+++ Raw data +++

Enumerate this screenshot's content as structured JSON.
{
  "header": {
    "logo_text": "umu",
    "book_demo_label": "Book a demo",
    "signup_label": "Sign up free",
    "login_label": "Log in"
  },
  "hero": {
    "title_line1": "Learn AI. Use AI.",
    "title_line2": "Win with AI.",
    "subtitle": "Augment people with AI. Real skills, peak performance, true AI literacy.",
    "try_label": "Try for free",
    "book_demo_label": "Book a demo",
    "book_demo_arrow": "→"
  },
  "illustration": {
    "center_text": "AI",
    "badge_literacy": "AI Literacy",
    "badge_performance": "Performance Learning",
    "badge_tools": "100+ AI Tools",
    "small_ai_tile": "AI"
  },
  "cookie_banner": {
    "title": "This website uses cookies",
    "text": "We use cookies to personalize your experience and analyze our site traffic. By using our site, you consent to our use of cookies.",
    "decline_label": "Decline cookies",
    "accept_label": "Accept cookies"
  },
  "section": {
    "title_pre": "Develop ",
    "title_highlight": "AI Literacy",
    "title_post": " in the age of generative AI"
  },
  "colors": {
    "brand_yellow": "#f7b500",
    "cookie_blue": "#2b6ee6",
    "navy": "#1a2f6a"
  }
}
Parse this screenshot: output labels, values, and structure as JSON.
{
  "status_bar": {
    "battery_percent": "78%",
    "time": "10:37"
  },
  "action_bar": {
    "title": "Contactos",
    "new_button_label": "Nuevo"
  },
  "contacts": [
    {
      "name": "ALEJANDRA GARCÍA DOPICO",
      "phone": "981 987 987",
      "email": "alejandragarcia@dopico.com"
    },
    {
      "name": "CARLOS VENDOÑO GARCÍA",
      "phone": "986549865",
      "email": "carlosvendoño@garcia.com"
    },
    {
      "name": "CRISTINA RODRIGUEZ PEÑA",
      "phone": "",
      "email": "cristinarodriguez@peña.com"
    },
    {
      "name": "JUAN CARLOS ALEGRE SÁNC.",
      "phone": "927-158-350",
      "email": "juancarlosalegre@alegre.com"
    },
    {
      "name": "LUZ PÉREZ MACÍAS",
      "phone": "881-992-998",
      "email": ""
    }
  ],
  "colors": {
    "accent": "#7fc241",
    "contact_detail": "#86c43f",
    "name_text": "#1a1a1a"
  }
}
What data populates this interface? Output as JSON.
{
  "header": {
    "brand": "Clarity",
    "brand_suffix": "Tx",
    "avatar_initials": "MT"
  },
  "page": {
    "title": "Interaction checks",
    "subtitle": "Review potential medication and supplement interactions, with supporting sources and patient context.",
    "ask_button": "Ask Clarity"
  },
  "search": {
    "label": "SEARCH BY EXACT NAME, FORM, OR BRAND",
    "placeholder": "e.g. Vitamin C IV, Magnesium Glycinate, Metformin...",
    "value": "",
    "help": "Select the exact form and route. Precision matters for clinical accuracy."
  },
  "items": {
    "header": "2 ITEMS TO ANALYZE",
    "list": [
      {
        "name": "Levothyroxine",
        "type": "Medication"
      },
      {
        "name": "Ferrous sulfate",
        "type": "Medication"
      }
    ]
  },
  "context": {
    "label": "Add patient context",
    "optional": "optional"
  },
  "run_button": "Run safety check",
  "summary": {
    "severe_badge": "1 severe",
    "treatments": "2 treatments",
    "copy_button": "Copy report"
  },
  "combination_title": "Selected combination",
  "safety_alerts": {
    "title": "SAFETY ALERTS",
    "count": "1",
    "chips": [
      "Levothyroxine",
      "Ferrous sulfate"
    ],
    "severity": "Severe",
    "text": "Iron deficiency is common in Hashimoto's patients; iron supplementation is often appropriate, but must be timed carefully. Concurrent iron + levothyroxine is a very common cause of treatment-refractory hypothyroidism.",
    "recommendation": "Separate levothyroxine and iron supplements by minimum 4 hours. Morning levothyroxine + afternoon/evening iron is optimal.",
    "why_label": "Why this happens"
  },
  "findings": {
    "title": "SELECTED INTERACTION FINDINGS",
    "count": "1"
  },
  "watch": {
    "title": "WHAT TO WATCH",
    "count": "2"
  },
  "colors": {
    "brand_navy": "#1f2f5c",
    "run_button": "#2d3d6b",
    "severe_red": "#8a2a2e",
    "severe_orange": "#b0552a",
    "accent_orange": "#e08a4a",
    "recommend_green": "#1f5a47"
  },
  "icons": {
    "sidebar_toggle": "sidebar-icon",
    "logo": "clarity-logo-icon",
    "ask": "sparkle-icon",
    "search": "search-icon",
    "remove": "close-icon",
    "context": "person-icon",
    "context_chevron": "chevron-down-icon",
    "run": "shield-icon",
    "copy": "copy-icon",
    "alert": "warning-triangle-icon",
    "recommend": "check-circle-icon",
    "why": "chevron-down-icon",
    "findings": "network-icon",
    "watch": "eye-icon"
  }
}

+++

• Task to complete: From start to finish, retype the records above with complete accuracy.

• Result of the task:
Enumerate this screenshot's content as structured JSON.
{
  "header": {
    "logo_text": "umu",
    "book_demo_label": "Book a demo",
    "signup_label": "Sign up free",
    "login_label": "Log in"
  },
  "hero": {
    "title_line1": "Learn AI. Use AI.",
    "title_line2": "Win with AI.",
    "subtitle": "Augment people with AI. Real skills, peak performance, true AI literacy.",
    "try_label": "Try for free",
    "book_demo_label": "Book a demo",
    "book_demo_arrow": "→"
  },
  "illustration": {
    "center_text": "AI",
    "badge_literacy": "AI Literacy",
    "badge_performance": "Performance Learning",
    "badge_tools": "100+ AI Tools",
    "small_ai_tile": "AI"
  },
  "cookie_banner": {
    "title": "This website uses cookies",
    "text": "We use cookies to personalize your experience and analyze our site traffic. By using our site, you consent to our use of cookies.",
    "decline_label": "Decline cookies",
    "accept_label": "Accept cookies"
  },
  "section": {
    "title_pre": "Develop ",
    "title_highlight": "AI Literacy",
    "title_post": " in the age of generative AI"
  },
  "colors": {
    "brand_yellow": "#f7b500",
    "cookie_blue": "#2b6ee6",
    "navy": "#1a2f6a"
  }
}
Parse this screenshot: output labels, values, and structure as JSON.
{
  "status_bar": {
    "battery_percent": "78%",
    "time": "10:37"
  },
  "action_bar": {
    "title": "Contactos",
    "new_button_label": "Nuevo"
  },
  "contacts": [
    {
      "name": "ALEJANDRA GARCÍA DOPICO",
      "phone": "981 987 987",
      "email": "alejandragarcia@dopico.com"
    },
    {
      "name": "CARLOS VENDOÑO GARCÍA",
      "phone": "986549865",
      "email": "carlosvendoño@garcia.com"
    },
    {
      "name": "CRISTINA RODRIGUEZ PEÑA",
      "phone": "",
      "email": "cristinarodriguez@peña.com"
    },
    {
      "name": "JUAN CARLOS ALEGRE SÁNC.",
      "phone": "927-158-350",
      "email": "juancarlosalegre@alegre.com"
    },
    {
      "name": "LUZ PÉREZ MACÍAS",
      "phone": "881-992-998",
      "email": ""
    }
  ],
  "colors": {
    "accent": "#7fc241",
    "contact_detail": "#86c43f",
    "name_text": "#1a1a1a"
  }
}
What data populates this interface? Output as JSON.
{
  "header": {
    "brand": "Clarity",
    "brand_suffix": "Tx",
    "avatar_initials": "MT"
  },
  "page": {
    "title": "Interaction checks",
    "subtitle": "Review potential medication and supplement interactions, with supporting sources and patient context.",
    "ask_button": "Ask Clarity"
  },
  "search": {
    "label": "SEARCH BY EXACT NAME, FORM, OR BRAND",
    "placeholder": "e.g. Vitamin C IV, Magnesium Glycinate, Metformin...",
    "value": "",
    "help": "Select the exact form and route. Precision matters for clinical accuracy."
  },
  "items": {
    "header": "2 ITEMS TO ANALYZE",
    "list": [
      {
        "name": "Levothyroxine",
        "type": "Medication"
      },
      {
        "name": "Ferrous sulfate",
        "type": "Medication"
      }
    ]
  },
  "context": {
    "label": "Add patient context",
    "optional": "optional"
  },
  "run_button": "Run safety check",
  "summary": {
    "severe_badge": "1 severe",
    "treatments": "2 treatments",
    "copy_button": "Copy report"
  },
  "combination_title": "Selected combination",
  "safety_alerts": {
    "title": "SAFETY ALERTS",
    "count": "1",
    "chips": [
      "Levothyroxine",
      "Ferrous sulfate"
    ],
    "severity": "Severe",
    "text": "Iron deficiency is common in Hashimoto's patients; iron supplementation is often appropriate, but must be timed carefully. Concurrent iron + levothyroxine is a very common cause of treatment-refractory hypothyroidism.",
    "recommendation": "Separate levothyroxine and iron supplements by minimum 4 hours. Morning levothyroxine + afternoon/evening iron is optimal.",
    "why_label": "Why this happens"
  },
  "findings": {
    "title": "SELECTED INTERACTION FINDINGS",
    "count": "1"
  },
  "watch": {
    "title": "WHAT TO WATCH",
    "count": "2"
  },
  "colors": {
    "brand_navy": "#1f2f5c",
    "run_button": "#2d3d6b",
    "severe_red": "#8a2a2e",
    "severe_orange": "#b0552a",
    "accent_orange": "#e08a4a",
    "recommend_green": "#1f5a47"
  },
  "icons": {
    "sidebar_toggle": "sidebar-icon",
    "logo": "clarity-logo-icon",
    "ask": "sparkle-icon",
    "search": "search-icon",
    "remove": "close-icon",
    "context": "person-icon",
    "context_chevron": "chevron-down-icon",
    "run": "shield-icon",
    "copy": "copy-icon",
    "alert": "warning-triangle-icon",
    "recommend": "check-circle-icon",
    "why": "chevron-down-icon",
    "findings": "network-icon",
    "watch": "eye-icon"
  }
}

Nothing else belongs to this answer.